On Tuesday, September 25, 2013, a major earthquake rattled the sparsely populated south-central mountainous region of Pakistan in the late afternoon, killing at least 300 people, likely injuring hundreds of others, and destroying numerous homes.
But that’s not all. The earthquake also birthed a small island less than a football field in length in the Arabian Sea. Located less than a mile from shore, some scientists believe the island is a mud volcano, a mix of mud, rock and gases that erupted out of the sea floor due to underground pressure changes and plate movement triggered by the area’s earthquake.
Last week’s 7.7 magnitude earthquake is the most recent in a string of destructive quakes that have struck Pakistan in the last decade: A magnitude 7.2 earthquake hit in 2011, a magnitude 6.4 quake rumbled in 2008, and a magnitude 7.6 event occurred in 2005. But it has been around sixty years since a Pakistani earthquake last resulted in the creation of an ephemeral small rocky island in the Arabian Sea.
Mud volcanoes, also called mud domes, are often found in volcanic regions, and generally take the shape of a kitchen chair-size cone, with liquid mud oozing out like hot fudge or being burped into the air. The expelled muddy cocktail forms when hot gases push through the ground, melting the rock and creating an earthy slurry.
These geological features can form outside of volcanic areas, too, such as along tectonic boundaries. This was the case in Pakistan, where there are several converging continental plates and no lava-filled volcanoes.
One of the largest known mud volcano was created in Java, Indonesia in 2006 and is called “Lusi.” The spewing feature, which measures about 6 miles in diameter and climbs up to 2,300 feet tall, proved catastrophic—inundating homes with a persistent dirty deluge. That mud dome was likely also formed from a regional earthquake—and not by oil drilling activities as initially speculated.
Located out at sea, Pakistan’s potential mud volcano does not pose a significant danger to its denizens. However, authorities have advised people not to visit the island, for fear of toxic gas emissions.
Scientists have also said the island could be the result of landslide, not a mud volcano.
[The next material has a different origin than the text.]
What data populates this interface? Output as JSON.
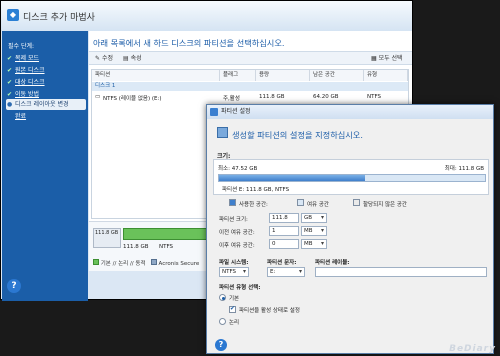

Check back here in the upcoming weeks for news of the final scientific verdict: landslide or mud volcano.